Adding an Adwords tag
If you’re using Google Adwords, then you can track your Google Adwords conversions using tag manager. To do it, you’ll need to make sure that you add the order ID as a value for a data layer variable.
First create a new tag in Google Tag Manager, and select Google Adwords conversion tracking.
To get your conversion ID and your Conversion label you’ll need to sign in to your Adwords account. These instructions from Tag Manager support tell you how to find these.
Add the information that you got from your Adwords to the tag. You can also add a conversion value, order ID or currency code optionally. If you do, make sure that you use Tag Manager variables wherever they apply.
Choose your trigger to tell the tag when it should fire and click on save. Preview your changes and click on publish when you’re ready.
Note that you’ll need to create a conversion linker tag for this to work correctly as well. See more on Google Tag Manager support.
Adding additional tags

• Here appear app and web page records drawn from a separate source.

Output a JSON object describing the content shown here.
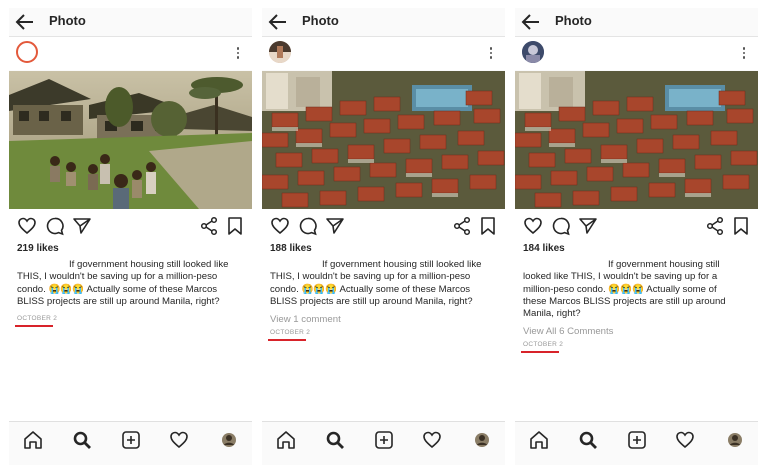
{
  "panels": [
    {
      "title": "Photo",
      "likes": "219 likes",
      "caption": "If government housing still looked like THIS, I wouldn't be saving up for a million-peso condo. 😭😭😭 Actually some of these Marcos BLISS projects are still up around Manila, right?",
      "comments": "",
      "date": "OCTOBER 2"
    },
    {
      "title": "Photo",
      "likes": "188 likes",
      "caption": "If government housing still looked like THIS, I wouldn't be saving up for a million-peso condo. 😭😭😭 Actually some of these Marcos BLISS projects are still up around Manila, right?",
      "comments": "View 1 comment",
      "date": "OCTOBER 2"
    },
    {
      "title": "Photo",
      "likes": "184 likes",
      "caption": "If government housing still looked like THIS, I wouldn't be saving up for a million-peso condo. 😭😭😭 Actually some of these Marcos BLISS projects are still up around Manila, right?",
      "comments": "View All 6 Comments",
      "date": "OCTOBER 2"
    }
  ],
  "icons": {
    "back": "back-arrow-icon",
    "menu": "more-options-icon",
    "like": "heart-icon",
    "comment": "comment-icon",
    "share": "send-icon",
    "share2": "share-icon",
    "save": "bookmark-icon",
    "nav": [
      "home-icon",
      "search-icon",
      "add-post-icon",
      "activity-heart-icon",
      "profile-icon"
    ]
  },
  "colors": {
    "underline": "#d8232a",
    "emoji": "#f0b73d"
  }
}
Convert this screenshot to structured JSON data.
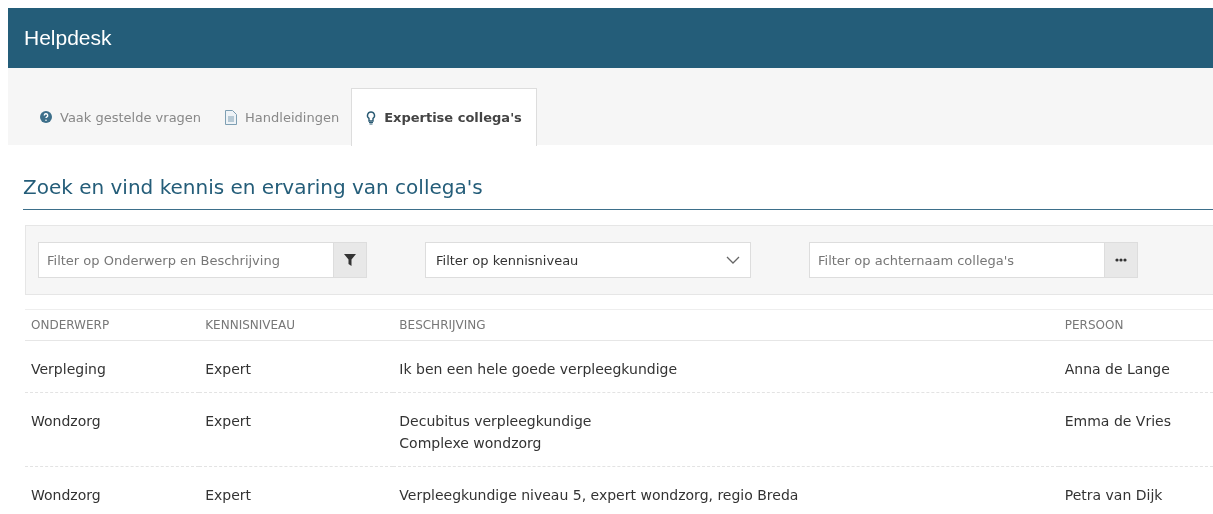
{
  "header": {
    "title": "Helpdesk"
  },
  "tabs": [
    {
      "label": "Vaak gestelde vragen",
      "selected": false
    },
    {
      "label": "Handleidingen",
      "selected": false
    },
    {
      "label": "Expertise collega's",
      "selected": true
    }
  ],
  "heading": "Zoek en vind kennis en ervaring van collega's",
  "filters": [
    {
      "kind": "text",
      "placeholder": "Filter op Onderwerp en Beschrijving"
    },
    {
      "kind": "select",
      "value": "Filter op kennisniveau"
    },
    {
      "kind": "text",
      "placeholder": "Filter op achternaam collega's"
    }
  ],
  "table": {
    "columns": [
      "ONDERWERP",
      "KENNISNIVEAU",
      "BESCHRIJVING",
      "PERSOON"
    ],
    "rows": [
      [
        "Verpleging",
        "Expert",
        "Ik ben een hele goede verpleegkundige",
        "Anna de Lange"
      ],
      [
        "Wondzorg",
        "Expert",
        "Decubitus verpleegkundige\nComplexe wondzorg",
        "Emma de Vries"
      ],
      [
        "Wondzorg",
        "Expert",
        "Verpleegkundige niveau 5, expert wondzorg, regio Breda",
        "Petra van Dijk"
      ]
    ]
  }
}
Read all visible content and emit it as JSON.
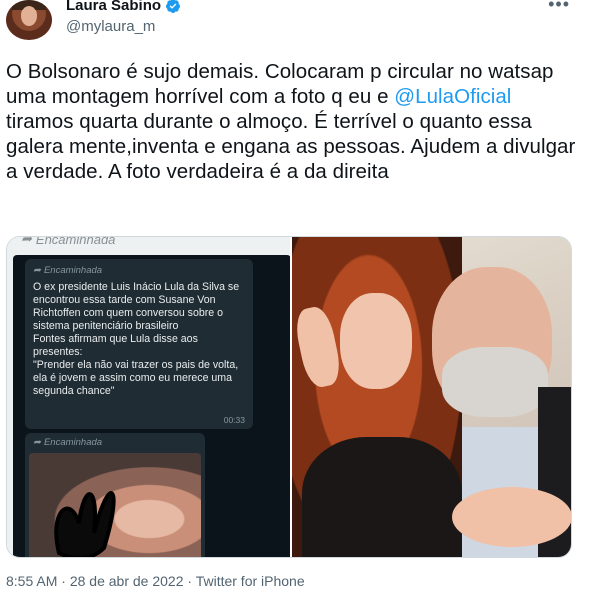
{
  "author": {
    "name": "Laura Sabino",
    "handle": "@mylaura_m",
    "verified": true,
    "verified_color": "#1d9bf0"
  },
  "tweet": {
    "text_part1": "O Bolsonaro é sujo demais. Colocaram p  circular no watsap uma montagem horrível com a foto q eu e ",
    "mention": "@LulaOficial",
    "text_part2": " tiramos quarta durante o almoço. É terrível o quanto essa galera mente,inventa e engana as pessoas. Ajudem a divulgar a verdade. A foto verdadeira é a da direita"
  },
  "media": {
    "left": {
      "top_forwarded_label": "Encaminhada",
      "bubble1": {
        "forwarded_label": "Encaminhada",
        "text": "O ex presidente Luis Inácio Lula da Silva se encontrou essa tarde com Susane Von Richtoffen com quem conversou sobre o sistema penitenciário brasileiro\nFontes afirmam que Lula disse aos presentes:\n\"Prender ela não vai trazer os pais de volta, ela é jovem e assim como eu merece uma segunda chance\"",
        "time": "00:33"
      },
      "bubble2": {
        "forwarded_label": "Encaminhada"
      }
    }
  },
  "footer": {
    "time": "8:55 AM",
    "separator": " · ",
    "date": "28 de abr de 2022",
    "source": "Twitter for iPhone"
  },
  "colors": {
    "accent": "#1d9bf0",
    "secondary_text": "#536471",
    "whatsapp_bg": "#0b141a",
    "whatsapp_bubble": "#1f2c33"
  }
}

Of course, these tags might not be the only tags that you want to add to your site. There are so many different options, and it depends on exactly what you want your tags to do. If you’re working with an affiliate marketing network, you can use Google Tag Manager to track your affiliate sales. Or, you can set up a tag for your remarketing efforts. There are plenty of Google Tag Manager recipes available online, which you can import into your GTM.

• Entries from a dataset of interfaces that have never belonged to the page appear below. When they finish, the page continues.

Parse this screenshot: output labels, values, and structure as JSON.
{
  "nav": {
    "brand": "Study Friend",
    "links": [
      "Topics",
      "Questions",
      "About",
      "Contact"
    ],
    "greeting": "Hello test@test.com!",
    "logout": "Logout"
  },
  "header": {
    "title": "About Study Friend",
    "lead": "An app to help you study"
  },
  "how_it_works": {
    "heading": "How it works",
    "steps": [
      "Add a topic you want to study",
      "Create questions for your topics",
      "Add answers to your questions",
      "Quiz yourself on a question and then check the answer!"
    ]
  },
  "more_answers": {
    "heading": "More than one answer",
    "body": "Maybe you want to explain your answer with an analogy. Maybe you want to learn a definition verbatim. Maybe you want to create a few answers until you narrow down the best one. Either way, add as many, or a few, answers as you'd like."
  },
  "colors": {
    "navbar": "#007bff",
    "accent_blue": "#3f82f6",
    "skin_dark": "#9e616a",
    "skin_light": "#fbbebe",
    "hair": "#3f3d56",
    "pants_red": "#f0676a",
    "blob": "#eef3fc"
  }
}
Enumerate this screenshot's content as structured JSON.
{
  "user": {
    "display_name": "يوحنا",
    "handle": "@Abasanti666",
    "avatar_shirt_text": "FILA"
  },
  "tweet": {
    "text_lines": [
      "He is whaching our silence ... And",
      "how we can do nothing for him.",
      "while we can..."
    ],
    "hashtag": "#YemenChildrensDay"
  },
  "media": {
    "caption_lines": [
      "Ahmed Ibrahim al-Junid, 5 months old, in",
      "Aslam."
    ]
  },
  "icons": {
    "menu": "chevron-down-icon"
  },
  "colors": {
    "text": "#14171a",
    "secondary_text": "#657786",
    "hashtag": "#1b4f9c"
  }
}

Google Tag Manager is a great addition to any website because it enables you to track your marketing goals more efficiently. It saves time and money, because changes to the website can be made quickly and easily without having to ask a developer every time and you can test the changes before they go live.
It’s ideal for businesses of any size to get more insights, and once you know how to create a tag, you can change and update things depending on what’s working for you. Debugging is an important process for everyone and shouldn’t be overlooked, but once you’ve got it right there is so much you can do. There are recipes available online and several resources that you can use to help get you started with Google Tag Manager.
Google has got a free online course for Google Tag Manager which includes sections on starting with Google Tag Manager, setting up GTM, collecting data using the data layer, variables and events, and using additional tags for marketing and remarketing.
Google Tag Manager support center has a wealth of information on Google Tag Manager and installing tags.
There’s a Google product forum where you can ask questions and find answers to your questions and discuss Google Tag Manager.
Analytics Mania has a list of over 100 different resources in relation to GTM.
LunaMetrics has several different recipes that you can import into your Google Tag Manager.